The president’s speech was anticlimactic after two tumultuous weeks of protests across the country. Nigerians anticipating a presidential address to restore calm, assuage frayed nerves, empathize with victims or reassure a nation on the verge of a precipice, were utterly disappointed.    
Rather they got veiled threats, paternalistic admonitions and an evasion of the issues at stake. 
Feyisitan Ijimakinwa, a researcher at the Institute of African Studies, University of Ibadan, writes that Buhari’s speech was highly anticipated because the president had “remained detached, unperturbed and silent” in the wake of “shooting of protesters at the Lekki Toll Gate.” However, it turned out to be “one of the worst and wrongest addresses by any Nigerian leader.” An address that revealed his contemptuous “perception of Nigerian youths. As far as President Buhari was concerned, the youths who were killed at Lekki did not count for anything,” Ijimakinwa said.  

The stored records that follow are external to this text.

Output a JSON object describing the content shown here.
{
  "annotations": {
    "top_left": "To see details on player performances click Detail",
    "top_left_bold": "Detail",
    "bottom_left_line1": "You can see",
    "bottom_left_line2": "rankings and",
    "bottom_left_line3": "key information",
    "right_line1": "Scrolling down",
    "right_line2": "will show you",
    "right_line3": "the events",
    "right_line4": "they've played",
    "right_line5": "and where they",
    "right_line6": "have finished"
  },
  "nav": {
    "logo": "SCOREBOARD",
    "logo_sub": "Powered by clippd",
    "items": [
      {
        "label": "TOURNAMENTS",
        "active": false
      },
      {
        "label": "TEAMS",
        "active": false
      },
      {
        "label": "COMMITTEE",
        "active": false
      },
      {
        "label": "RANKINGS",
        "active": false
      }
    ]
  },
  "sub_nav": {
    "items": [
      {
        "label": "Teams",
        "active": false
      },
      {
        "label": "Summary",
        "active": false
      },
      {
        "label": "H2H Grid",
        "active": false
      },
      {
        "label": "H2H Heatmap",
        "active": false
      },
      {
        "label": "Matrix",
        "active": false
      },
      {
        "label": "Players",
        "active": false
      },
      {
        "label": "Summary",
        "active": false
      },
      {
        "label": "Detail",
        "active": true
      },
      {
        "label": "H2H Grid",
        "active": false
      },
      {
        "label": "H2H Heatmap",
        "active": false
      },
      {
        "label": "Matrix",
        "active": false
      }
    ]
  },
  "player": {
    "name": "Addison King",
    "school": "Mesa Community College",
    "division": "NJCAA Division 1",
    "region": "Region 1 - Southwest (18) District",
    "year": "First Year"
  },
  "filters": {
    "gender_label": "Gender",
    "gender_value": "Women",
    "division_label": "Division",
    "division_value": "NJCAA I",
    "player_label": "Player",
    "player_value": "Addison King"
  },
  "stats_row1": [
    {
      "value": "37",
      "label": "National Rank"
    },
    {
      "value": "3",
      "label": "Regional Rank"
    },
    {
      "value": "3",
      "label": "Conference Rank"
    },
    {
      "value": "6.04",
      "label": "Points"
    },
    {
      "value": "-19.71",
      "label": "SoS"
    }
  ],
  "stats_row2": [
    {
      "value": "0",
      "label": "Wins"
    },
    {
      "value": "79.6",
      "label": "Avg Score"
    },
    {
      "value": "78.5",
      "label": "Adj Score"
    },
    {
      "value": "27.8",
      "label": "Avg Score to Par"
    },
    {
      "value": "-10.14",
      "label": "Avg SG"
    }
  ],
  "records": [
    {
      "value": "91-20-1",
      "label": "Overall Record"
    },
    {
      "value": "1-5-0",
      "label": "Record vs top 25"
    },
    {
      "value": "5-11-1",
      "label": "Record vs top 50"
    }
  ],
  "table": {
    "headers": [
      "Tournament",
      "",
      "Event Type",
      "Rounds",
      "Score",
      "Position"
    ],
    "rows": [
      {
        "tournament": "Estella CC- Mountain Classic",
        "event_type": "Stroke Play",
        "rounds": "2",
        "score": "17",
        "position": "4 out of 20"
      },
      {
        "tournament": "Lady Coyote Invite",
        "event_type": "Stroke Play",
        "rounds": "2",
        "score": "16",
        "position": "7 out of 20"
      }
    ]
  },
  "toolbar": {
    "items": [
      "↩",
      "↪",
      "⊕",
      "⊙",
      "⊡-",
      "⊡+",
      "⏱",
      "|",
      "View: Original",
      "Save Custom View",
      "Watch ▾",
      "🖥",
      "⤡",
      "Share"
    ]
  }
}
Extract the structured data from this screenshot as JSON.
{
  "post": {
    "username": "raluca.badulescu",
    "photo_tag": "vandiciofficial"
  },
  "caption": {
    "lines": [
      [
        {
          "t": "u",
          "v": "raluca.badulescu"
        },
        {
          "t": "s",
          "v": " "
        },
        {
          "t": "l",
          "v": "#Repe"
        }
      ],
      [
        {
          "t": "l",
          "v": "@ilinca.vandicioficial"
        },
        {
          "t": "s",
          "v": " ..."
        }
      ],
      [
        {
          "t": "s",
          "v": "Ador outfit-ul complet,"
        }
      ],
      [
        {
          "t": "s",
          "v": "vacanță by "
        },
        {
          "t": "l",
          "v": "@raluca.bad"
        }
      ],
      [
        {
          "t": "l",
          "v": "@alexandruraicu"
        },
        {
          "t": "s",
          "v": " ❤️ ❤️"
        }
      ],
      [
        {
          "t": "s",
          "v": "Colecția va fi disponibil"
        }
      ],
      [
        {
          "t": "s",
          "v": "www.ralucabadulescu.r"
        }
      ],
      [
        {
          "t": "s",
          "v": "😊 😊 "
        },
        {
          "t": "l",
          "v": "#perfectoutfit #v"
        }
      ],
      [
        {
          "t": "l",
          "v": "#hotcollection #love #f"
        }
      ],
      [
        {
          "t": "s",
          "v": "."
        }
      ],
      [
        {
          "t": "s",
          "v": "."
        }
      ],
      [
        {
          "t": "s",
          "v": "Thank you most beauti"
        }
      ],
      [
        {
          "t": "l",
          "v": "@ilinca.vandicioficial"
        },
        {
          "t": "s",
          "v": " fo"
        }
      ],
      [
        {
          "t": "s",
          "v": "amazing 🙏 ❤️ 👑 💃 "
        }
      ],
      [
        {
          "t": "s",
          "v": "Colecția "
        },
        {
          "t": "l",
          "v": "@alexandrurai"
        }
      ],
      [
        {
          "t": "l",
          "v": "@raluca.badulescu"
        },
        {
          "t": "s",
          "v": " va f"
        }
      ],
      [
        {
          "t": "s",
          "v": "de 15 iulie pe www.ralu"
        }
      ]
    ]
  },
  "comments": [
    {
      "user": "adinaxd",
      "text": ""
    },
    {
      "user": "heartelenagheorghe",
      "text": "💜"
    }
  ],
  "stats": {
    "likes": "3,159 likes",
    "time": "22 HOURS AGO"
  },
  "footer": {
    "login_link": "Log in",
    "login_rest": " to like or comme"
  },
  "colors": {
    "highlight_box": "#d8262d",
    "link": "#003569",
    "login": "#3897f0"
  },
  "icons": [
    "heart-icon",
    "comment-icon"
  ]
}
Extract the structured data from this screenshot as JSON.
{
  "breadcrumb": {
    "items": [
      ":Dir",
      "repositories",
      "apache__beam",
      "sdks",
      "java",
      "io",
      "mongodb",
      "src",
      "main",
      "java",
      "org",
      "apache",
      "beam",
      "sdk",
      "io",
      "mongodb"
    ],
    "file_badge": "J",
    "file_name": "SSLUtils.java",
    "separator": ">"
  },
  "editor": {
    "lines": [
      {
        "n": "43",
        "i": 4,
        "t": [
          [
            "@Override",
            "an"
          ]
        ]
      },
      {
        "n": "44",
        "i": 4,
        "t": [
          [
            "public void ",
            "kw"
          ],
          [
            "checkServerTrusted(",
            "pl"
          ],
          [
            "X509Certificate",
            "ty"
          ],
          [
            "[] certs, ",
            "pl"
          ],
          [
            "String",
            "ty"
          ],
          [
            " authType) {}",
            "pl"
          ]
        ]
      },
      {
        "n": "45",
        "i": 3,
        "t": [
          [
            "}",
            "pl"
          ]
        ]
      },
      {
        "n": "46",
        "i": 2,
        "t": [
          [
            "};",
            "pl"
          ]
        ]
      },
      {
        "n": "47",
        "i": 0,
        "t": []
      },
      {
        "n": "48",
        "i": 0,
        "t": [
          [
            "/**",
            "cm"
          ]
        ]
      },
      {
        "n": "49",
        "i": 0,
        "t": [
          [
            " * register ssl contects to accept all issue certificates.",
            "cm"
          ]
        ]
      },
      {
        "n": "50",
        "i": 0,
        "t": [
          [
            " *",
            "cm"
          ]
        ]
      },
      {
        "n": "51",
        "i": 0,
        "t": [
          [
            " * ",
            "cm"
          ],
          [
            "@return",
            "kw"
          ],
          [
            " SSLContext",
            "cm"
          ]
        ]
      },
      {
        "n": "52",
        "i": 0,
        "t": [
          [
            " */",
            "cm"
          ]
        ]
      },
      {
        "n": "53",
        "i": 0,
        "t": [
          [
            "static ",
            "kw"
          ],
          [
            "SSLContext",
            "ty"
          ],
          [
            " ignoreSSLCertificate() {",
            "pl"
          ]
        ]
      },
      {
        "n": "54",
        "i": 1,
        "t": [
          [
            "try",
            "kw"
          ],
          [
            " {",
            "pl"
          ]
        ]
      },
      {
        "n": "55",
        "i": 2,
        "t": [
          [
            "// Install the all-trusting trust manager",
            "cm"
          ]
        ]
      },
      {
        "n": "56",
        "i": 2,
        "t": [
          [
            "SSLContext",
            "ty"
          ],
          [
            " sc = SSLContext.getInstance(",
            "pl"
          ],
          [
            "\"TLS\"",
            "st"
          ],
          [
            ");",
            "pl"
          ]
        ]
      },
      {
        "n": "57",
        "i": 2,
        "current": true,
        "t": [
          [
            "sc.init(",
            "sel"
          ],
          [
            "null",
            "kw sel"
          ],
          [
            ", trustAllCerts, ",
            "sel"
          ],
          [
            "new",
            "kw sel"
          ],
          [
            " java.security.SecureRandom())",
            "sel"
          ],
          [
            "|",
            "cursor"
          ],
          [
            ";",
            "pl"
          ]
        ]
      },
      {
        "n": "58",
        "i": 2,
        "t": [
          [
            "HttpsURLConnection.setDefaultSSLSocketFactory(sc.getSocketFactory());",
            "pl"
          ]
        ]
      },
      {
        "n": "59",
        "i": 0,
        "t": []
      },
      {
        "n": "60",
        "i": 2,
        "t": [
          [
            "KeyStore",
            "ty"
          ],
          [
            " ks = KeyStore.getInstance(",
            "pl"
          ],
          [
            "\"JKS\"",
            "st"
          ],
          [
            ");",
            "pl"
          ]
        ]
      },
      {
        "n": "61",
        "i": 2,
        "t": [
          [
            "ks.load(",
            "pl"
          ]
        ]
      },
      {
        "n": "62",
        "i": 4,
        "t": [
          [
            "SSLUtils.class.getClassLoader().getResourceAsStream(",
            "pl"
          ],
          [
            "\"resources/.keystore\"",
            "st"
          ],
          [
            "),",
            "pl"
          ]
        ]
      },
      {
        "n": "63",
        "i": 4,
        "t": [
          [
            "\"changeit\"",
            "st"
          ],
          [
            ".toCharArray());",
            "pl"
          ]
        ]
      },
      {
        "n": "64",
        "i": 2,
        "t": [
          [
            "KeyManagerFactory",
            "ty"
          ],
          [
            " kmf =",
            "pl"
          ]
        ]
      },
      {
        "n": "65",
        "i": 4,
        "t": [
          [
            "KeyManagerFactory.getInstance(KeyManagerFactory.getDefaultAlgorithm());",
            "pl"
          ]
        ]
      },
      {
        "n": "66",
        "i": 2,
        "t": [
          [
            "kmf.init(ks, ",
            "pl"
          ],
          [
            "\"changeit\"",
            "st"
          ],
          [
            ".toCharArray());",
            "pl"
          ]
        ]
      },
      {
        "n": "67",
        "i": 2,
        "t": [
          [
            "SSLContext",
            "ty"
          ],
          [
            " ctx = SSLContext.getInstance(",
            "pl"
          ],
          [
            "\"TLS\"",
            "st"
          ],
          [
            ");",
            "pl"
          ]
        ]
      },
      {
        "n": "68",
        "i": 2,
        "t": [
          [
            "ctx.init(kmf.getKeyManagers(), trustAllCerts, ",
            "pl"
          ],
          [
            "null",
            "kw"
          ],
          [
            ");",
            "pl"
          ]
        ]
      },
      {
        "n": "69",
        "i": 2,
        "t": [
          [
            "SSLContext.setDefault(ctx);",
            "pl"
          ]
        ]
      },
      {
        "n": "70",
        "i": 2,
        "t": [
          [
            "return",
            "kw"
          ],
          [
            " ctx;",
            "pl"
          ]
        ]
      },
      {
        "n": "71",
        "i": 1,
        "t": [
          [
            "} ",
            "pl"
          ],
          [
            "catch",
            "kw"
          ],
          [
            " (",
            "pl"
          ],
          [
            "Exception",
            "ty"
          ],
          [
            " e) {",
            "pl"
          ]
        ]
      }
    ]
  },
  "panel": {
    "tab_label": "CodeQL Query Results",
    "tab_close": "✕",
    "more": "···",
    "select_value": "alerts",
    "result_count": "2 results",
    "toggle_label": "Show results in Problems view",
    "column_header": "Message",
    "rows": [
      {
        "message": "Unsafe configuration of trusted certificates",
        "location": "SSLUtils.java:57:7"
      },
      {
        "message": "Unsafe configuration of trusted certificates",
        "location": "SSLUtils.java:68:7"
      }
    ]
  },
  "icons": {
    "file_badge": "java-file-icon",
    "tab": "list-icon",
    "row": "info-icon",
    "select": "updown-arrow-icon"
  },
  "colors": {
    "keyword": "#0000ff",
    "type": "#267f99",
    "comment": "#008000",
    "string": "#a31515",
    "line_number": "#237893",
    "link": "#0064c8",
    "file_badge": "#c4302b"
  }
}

The words of Nigerian writer Chimamanda Ngozi Adichie now seem prophetic: In an op-ed published in the New York Times a day before the speech, she aptly sums up Buhari’s presidential contempt for citizens: “..there is the sense that Nigeria could very well burn to the ground while the president remains malevolently aloof. The president himself has often telegraphed a contemptuous self-righteousness, as though engaging fully with Nigerians is beneath him.”
Following the presidential address, the Feminist Coalition, one of the members of the #EndSARS collective, made a statement calling on “all young Nigerians to stay safe, stay home, and observe the mandated curfew” in various states.
Curfews were imposed in Lagos, Edo and Enugu states to quell violence that erupted after thugs hijacked the protests against police brutality. 
The Feminist Coalition announced their decision to “henceforth stop all donation inflows for the #EndSARS peaceful protest.” They maintained that donations still within their custody will be channeled into “funding medical emergencies, legal aid for wrongfully detained citizens, and relief for victims of police brutality and families of the deceased.”
Despite what comes after this, young Nigerians who organised the protests will always be remembered, in the words of Adichie, as that “disaffected generation with the courage to act. Their bravery is inspiring. They speak to hope and to the possibility of what Nigeria could become.”